We called Woolfred ‘The Kracken’, because when it was feeding time, or whenever we would ‘release The Kracken’ from a stall, he charged forth with such gusto, we knew to jump out of the way! He was vigorous, full of life, strong and healthy. We had not castrated him or docked his long tail. He had gorgeous wool, and bright eyes. I hoped to breed him one day, because he came from a good line and would make great, strong, healthy lambs, that could grow up to make good fleece or breeding stock we could sell, or use to increase our flock. Since Woolfred was “a male of the first year,” in our flock, he had Isaac to compete with, so he hadn’t bred any ewes yet.

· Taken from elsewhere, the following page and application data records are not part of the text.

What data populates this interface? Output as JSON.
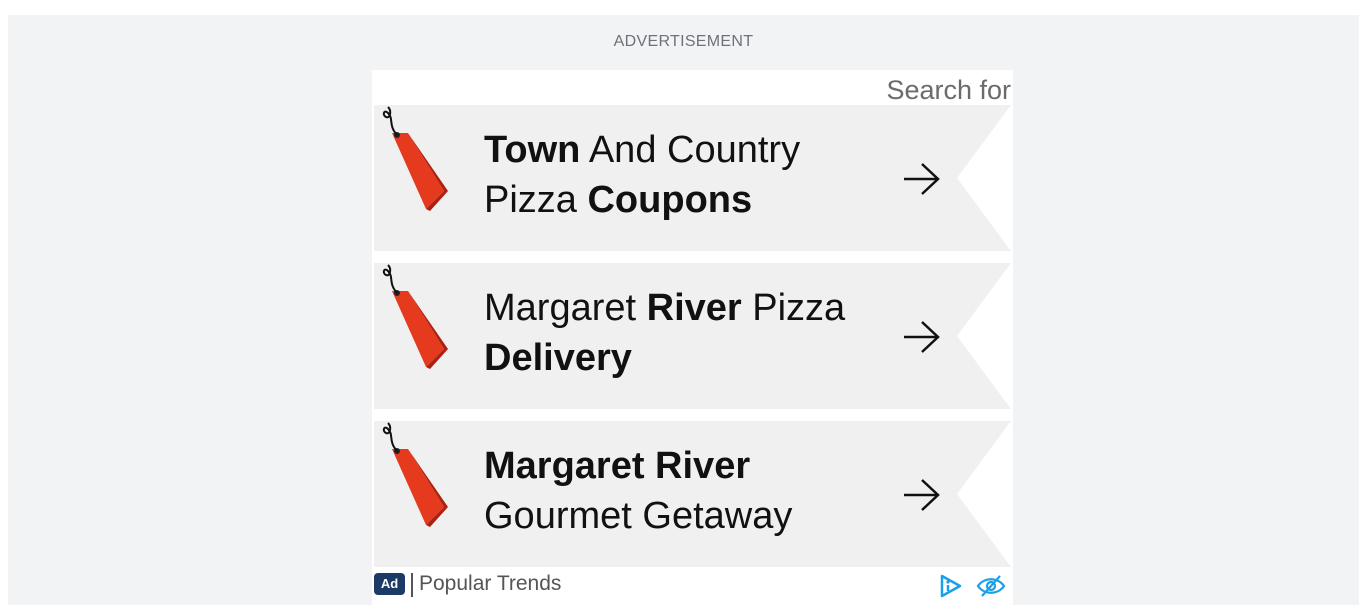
{
  "ad_header": {
    "label": "ADVERTISEMENT"
  },
  "ad_unit": {
    "search_for": "Search for",
    "items": [
      {
        "parts": [
          {
            "text": "Town",
            "bold": true
          },
          {
            "text": " And Country Pizza ",
            "bold": false
          },
          {
            "text": "Coupons",
            "bold": true
          }
        ]
      },
      {
        "parts": [
          {
            "text": "Margaret ",
            "bold": false
          },
          {
            "text": "River",
            "bold": true
          },
          {
            "text": " Pizza ",
            "bold": false
          },
          {
            "text": "Delivery",
            "bold": true
          }
        ]
      },
      {
        "parts": [
          {
            "text": "Margaret River",
            "bold": true
          },
          {
            "text": " Gourmet Getaway",
            "bold": false
          }
        ]
      }
    ],
    "footer": {
      "badge": "Ad",
      "source": "Popular Trends"
    }
  },
  "colors": {
    "page_bg": "#f2f3f5",
    "item_bg": "#f0f0f0",
    "tag_red": "#e53a1e",
    "tag_dark": "#b02010",
    "badge_bg": "#1c3a66",
    "adchoices_blue": "#1aa0e8"
  },
  "icons": {
    "tag": "price-tag-icon",
    "arrow": "arrow-right-icon",
    "adchoices": "adchoices-icon",
    "hide": "eye-slash-icon"
  }
}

Sacrificing him would mean we would never get to see the healthy lambs he could make, or have any more than his one, first year’s lamb fleece. The full quality of a sheep’s fleece isn’t seen for at least a year or two, until they come into fuller maturity. It would mean loss of potential of a perfectly beautiful animal that held so much promise.
Sheri and I were both glad it was just a thought experiment we’d been discussing, but it made us realize the meaning of the sacrifice requirements. The one from the flock you would have to give up, to be reconciled to God, would be a really good one; one you’d probably rather keep for making more strong, healthy sheep. It could cause a real sense of loss for the one offering it from his own flock. It would feel sad.
If the flock were very small, it would also have to have been done as an act of faith that God would honor the sacrifice, and bless the flock with more strong, healthy rams that could still prosper the flock in future, even without the one sacrificed. Not being able to have a larger, healthy flock translated into not enough wool for clothes or blankets; not enough meat, milk or cheese for food; not enough stock or products to be able to sell for enough income. So sacrificing the best one, meant sacrificing both the potential and supply of the animal. An act of faith & sacrifice indeed, for the small flock owner!
It made the insight suddenly alive for me, of how participating in that sacrificial system before the birth of Christ, could have potentially given one a tiny taste of the way God would feel about His Own sacrifice that He would make on our behalf at the crucifixion, which also occurred at Passover. In God’s mandate of the sacrificial system (before Christ fulfilled that law), He gave those who followed it a real-life experience illustrating the cost of their sins, and of the cost to God it would be to pay to reconcile them to Himself, imbedded in the act of sacrifice itself!
John the Baptist called Jesus, “the Lamb of God, Who takes away the sin of the world”! (John 1:29) Jesus was the strong, healthy One; the One nothing was wrong with, not one little thing; the One God the Father most wanted to keep. The One with more potential than anyone could ever have. God sacrificed both the full potential and “supply” of Jesus’ continued physical ministry on Earth. Because what He wanted even more than to spare Jesus from the suffering of the cross, was a restored relationship with us! Each of us is so valuable to Him, He considered even such a high price to be worth the cost. So God let His precious Son go to the cross, a Lamb from a flock of only One. God did it, and Jesus did it, as an act of faith in the Resurrection, Jesus’ victory over death. Because of it, we all have access to enjoy the potential and supply of the ministry of the Holy Spirit, and look forward to Jesus’ forever reign.
You are ALREADY valuable to God, just as you are. He loves you so much, you don’t have to worry about being “good enough”. You are worth His payment for your sins. You don’t have to hide, or worry about being worthy. Thru Jesus, you already are.
by Kelli Carruth-Miller